(360ar) Identifying the Stoichiometry of the Metastable Cu3+ State in Alkaline Electrochemical Systems Using DFT-Based Theoretical Raman Standards | AIChE

(360ar) Identifying the Stoichiometry of the Metastable Cu3+ State in Alkaline Electrochemical Systems Using DFT-Based Theoretical Raman Standards


Greenlee, L. F., University of Arkansas
Janik, M. J., The Pennsylvania State University
Tran, B., Pennsylvania State University
Wetherington, M., Pennsylvania State University
Alexopoulos, K., University of Delaware
While normally used for CO2 reduction, copper electrocatalysts have recently shown promise for biomass upgrading1 and the oxygen evolution reaction (OER), with overpotentials comparable to the state-of-the-art OER catalysts2 at 10 mA-cm-2. However, likely due to the comparative lack in popularity for copper OER catalysts, the active site for the OER on copper is unknown, hindering further fundamental studies. The demonstrated low overpotentials for CuO-based materials combined with the low cost and high availability of copper justify further investigation into copper OER catalysts. A study by Deng et al.3 linked a distinct Raman signal to the active site for copper-based OER but did not provide further insight into the chemical nature of the active site. The metastability of this species makes investigations difficult, but here we solve the problem by using theoretical Raman standards based on density functional theory (DFT). First, we performed operando Raman during linear sweep voltammetry (LSV) to note a unique peak corresponding to a formal Cu3+ species ca. 587 cm-1. We then screened for possible components by simulating the Raman spectra of ~30 structures with formal copper charges ≥2+. We further narrowed the possibilities by performing additional operando Raman experiments along with a series of cyclic voltammetry studies - providing a compelling case for a CuOOH species.

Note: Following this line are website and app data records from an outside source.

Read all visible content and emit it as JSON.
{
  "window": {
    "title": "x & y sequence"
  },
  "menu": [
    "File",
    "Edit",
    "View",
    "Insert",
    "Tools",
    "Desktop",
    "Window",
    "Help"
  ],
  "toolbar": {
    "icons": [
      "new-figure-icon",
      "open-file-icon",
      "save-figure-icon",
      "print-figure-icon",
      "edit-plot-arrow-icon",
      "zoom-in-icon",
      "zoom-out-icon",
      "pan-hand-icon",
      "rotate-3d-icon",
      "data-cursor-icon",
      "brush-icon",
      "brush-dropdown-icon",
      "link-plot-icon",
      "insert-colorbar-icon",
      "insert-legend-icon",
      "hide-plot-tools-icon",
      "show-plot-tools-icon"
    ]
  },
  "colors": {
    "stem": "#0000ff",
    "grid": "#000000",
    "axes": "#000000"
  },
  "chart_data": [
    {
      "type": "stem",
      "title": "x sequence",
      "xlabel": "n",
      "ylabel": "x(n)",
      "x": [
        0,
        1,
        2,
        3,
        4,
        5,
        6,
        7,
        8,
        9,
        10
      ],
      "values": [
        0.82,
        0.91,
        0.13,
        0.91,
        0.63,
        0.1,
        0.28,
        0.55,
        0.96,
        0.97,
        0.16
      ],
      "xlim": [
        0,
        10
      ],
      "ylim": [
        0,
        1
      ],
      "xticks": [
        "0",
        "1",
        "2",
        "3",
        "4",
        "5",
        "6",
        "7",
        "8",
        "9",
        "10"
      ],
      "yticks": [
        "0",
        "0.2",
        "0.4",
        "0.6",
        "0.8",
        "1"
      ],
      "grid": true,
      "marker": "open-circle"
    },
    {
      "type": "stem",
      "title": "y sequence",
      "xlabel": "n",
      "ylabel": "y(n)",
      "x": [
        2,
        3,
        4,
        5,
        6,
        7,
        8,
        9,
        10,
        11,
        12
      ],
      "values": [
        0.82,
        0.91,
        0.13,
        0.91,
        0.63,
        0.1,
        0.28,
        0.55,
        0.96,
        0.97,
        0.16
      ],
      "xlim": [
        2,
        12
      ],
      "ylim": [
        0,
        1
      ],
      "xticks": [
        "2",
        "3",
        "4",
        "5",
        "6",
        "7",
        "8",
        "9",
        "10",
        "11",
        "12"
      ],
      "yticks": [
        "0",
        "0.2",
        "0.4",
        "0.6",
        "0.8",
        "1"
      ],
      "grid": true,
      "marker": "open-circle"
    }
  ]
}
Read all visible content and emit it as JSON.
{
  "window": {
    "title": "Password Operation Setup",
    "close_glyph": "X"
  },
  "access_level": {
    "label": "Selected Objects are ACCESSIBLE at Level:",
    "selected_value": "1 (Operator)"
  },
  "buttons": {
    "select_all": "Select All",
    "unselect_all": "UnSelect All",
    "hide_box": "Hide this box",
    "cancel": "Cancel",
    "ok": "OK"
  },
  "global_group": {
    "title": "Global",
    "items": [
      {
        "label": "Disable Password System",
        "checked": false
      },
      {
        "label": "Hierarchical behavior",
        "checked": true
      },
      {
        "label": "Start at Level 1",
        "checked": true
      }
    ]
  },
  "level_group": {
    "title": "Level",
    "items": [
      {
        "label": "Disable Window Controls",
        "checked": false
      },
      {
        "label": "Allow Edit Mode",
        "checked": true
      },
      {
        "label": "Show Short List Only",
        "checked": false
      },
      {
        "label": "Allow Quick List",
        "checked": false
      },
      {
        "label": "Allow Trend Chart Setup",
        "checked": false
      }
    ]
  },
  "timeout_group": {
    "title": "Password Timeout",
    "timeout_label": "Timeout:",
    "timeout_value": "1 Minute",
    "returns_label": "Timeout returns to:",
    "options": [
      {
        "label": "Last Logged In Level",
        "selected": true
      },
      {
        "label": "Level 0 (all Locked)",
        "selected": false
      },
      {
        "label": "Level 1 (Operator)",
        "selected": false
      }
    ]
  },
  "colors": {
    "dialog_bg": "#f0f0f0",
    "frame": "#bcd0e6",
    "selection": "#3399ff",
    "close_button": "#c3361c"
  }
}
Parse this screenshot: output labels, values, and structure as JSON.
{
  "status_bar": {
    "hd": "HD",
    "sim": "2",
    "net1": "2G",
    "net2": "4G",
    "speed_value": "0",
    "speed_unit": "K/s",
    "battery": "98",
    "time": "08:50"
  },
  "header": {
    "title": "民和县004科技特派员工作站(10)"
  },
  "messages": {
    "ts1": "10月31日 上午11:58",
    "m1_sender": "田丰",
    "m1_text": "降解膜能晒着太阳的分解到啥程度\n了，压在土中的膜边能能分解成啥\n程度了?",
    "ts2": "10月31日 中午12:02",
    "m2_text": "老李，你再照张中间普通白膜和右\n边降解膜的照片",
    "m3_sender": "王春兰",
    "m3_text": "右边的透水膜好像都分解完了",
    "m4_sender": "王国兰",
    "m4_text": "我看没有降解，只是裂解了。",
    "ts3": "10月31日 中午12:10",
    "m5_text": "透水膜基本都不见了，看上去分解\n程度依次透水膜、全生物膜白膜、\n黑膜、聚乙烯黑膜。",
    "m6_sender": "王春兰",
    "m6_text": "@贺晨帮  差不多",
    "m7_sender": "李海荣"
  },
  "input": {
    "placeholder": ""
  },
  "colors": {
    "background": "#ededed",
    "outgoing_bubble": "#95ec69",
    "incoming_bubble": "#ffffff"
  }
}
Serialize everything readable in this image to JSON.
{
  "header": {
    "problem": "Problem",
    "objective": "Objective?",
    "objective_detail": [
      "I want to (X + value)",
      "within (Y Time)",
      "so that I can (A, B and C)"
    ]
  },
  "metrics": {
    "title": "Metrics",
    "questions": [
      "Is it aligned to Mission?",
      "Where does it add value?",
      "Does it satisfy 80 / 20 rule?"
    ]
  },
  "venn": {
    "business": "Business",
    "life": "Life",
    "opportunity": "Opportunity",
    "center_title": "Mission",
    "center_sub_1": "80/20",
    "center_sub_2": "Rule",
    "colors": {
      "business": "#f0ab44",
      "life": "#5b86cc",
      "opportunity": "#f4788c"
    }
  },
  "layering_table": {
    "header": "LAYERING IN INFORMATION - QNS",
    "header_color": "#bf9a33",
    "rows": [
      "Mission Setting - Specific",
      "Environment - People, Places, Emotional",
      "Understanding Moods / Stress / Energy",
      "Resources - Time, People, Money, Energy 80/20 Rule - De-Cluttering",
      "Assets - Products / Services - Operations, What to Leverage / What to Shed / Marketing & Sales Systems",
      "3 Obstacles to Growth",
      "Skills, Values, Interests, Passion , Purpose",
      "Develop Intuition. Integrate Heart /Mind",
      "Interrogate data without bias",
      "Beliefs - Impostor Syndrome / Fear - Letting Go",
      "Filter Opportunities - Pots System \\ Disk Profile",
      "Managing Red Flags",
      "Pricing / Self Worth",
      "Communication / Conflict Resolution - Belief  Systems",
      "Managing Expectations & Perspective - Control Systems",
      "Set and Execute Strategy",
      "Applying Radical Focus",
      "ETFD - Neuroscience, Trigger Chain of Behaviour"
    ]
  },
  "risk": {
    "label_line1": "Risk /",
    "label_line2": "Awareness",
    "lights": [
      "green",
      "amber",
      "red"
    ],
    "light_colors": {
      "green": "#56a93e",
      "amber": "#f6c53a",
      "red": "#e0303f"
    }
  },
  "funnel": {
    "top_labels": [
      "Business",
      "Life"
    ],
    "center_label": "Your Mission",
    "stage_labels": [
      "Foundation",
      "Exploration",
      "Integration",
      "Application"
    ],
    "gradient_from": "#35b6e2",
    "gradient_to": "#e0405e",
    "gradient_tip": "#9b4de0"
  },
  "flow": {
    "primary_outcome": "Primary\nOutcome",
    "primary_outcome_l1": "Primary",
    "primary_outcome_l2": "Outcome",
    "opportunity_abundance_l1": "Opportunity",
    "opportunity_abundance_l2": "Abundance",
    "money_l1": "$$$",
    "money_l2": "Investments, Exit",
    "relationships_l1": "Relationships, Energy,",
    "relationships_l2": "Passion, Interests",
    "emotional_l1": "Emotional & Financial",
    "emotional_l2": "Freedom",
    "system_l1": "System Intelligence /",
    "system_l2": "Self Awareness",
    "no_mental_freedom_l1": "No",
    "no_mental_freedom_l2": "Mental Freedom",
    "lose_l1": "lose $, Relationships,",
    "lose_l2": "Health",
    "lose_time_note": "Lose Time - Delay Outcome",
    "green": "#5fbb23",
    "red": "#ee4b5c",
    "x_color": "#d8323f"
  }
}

After identifying the CuOOH species, we performed DFT calculations to determine the electronic structure of this CuOOH species as d9L Cu2+ (where dn denotes the n number of electrons in the d orbital of copper and L denotes an electron hole in the ligand, oxygen) by Bader charge and density of state analysis. This is similar to other formal Cu3+ species, where electron density is removed from the bonding p-orbital due to inverted ligand behavior.4 We also performed calculations of hydroxide adsorption on a CuO(111) facet and provided an explanation for the background oxidation current between the Cu2+ and formal Cu3+ states. There are two unique copper atoms in the experimentally-verified CuO crystal structure with one of these unique atoms being more accessible to solution species. The hydroxide species prefer adsorption on the bridge site between the surface-exposed copper atoms (Eads ~0.62 eV). However, there is a surface-coverage dependency that will increase the Eads up to 1.92 eV for total site coverage. We suggest the background oxidation current between the two formal oxidation states is due to continuous partial oxidation of Cu atoms by hydroxide adsorption, which requires increased applied potentials as surface coverage increases. We hope the identification of the metastable Cu3+ species and other atomic insight leads to further rational design of copper electrocatalysts.

(1) Ostervold, L.; Perez Bakovic, S. I.; Hestekin, J.; Greenlee, L. F. Electrochemical biomass upgrading: degradation of glucose to lactic acid on a copper(ii) electrode. RSC Advances 2021, 11 (50), 31208-31218, 10.1039/D1RA06737K. DOI: 10.1039/D1RA06737K.

(2) Roger, I.; Shipman, M. A.; Symes, M. D. Earth-abundant catalysts for electrochemical and photoelectrochemical water splitting. Nature Reviews Chemistry 2017, 1 (1). DOI: 10.1038/s41570-016-0003.

(3) Deng, Y.; Handoko, A. D.; Du, Y.; Xi, S.; Yeo, B. S. In situ Raman spectroscopy of copper and copper oxide surfaces during electrochemical oxygen evolution reaction: identification of CuIII oxides as catalytically active species. Acs Catalysis 2016, 6 (4), 2473-2481.

(4) Steen, J. S.; Knizia, G.; Klein, J. sigma-Noninnocence: Masked Phenyl-Cation Transfer at Formal Ni-IV. Angewandte Chemie-International Edition 2019, 58 (37), 13133-13139. DOI: 10.1002/anie.201906658. DiMucci, I. M.; Lukens, J. T.; Chatterjee, S.; Carsch, K. M.; Titus, C. J.; Lee, S. J.; Nordlund, D.; Betley, T. A.; MacMillan, S. N.; Lancaster, K. M. The myth of d8 copper (III). Journal of the American Chemical Society 2019, 141 (46), 18508-18520.